Task statement. Scan the listing beneath this sentence. Report each line with the word "Groups".

○ ○ ○ ○

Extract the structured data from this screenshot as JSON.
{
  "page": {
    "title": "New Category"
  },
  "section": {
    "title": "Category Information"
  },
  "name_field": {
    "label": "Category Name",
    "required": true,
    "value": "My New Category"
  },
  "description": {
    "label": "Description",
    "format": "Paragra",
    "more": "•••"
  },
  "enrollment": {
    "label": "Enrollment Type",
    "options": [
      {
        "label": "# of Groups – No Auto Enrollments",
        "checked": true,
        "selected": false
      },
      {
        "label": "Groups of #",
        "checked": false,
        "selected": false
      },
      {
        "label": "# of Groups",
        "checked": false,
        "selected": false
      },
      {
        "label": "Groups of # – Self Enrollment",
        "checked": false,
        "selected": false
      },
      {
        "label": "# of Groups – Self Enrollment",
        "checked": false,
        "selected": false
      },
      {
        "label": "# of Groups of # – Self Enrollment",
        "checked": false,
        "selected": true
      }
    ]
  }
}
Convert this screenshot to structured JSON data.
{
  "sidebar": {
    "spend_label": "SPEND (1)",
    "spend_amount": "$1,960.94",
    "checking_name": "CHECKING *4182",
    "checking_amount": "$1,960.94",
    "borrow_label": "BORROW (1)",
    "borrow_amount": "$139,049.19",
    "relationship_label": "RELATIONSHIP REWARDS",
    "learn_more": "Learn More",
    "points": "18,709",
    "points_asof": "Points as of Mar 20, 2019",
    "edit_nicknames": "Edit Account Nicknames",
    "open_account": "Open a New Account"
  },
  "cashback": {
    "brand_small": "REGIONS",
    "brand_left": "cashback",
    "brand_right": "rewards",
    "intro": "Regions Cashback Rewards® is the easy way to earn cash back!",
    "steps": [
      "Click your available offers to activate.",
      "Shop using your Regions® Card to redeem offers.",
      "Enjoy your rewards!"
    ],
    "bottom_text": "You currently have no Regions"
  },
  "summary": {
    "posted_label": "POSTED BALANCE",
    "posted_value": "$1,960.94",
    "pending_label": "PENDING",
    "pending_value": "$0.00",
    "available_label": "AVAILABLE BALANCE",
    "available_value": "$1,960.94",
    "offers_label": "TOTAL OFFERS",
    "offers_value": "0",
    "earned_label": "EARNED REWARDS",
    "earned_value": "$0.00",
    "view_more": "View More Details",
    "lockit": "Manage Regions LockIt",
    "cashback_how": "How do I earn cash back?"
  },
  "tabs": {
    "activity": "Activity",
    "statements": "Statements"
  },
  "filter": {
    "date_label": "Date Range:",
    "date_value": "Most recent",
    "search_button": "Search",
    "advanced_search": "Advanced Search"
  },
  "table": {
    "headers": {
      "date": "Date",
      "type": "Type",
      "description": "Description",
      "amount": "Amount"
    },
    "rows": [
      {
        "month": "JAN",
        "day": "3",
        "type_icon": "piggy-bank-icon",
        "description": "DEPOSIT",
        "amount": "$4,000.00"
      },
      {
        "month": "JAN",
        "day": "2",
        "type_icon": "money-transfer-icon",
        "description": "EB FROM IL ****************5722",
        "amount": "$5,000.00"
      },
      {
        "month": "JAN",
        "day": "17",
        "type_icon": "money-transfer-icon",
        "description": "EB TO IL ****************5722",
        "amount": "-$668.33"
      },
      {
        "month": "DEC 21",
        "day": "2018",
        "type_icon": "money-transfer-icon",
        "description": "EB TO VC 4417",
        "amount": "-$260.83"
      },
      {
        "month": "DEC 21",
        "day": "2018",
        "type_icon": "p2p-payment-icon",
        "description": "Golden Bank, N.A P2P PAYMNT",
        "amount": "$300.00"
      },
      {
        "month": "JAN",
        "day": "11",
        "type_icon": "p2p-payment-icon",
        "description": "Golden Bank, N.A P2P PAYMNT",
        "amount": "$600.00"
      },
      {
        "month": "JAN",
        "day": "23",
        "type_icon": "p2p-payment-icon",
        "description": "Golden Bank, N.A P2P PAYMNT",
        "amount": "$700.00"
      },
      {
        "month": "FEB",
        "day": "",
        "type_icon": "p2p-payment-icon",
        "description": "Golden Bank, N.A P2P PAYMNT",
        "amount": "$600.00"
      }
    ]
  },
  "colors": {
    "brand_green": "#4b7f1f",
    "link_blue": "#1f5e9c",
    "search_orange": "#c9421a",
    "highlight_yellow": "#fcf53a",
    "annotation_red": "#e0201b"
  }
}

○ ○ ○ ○

Completed exercise.
        "label": "# of Groups – No Auto Enrollments",
        "label": "Groups of #",
        "label": "# of Groups",
        "label": "Groups of # – Self Enrollment",
        "label": "# of Groups – Self Enrollment",
        "label": "# of Groups of # – Self Enrollment",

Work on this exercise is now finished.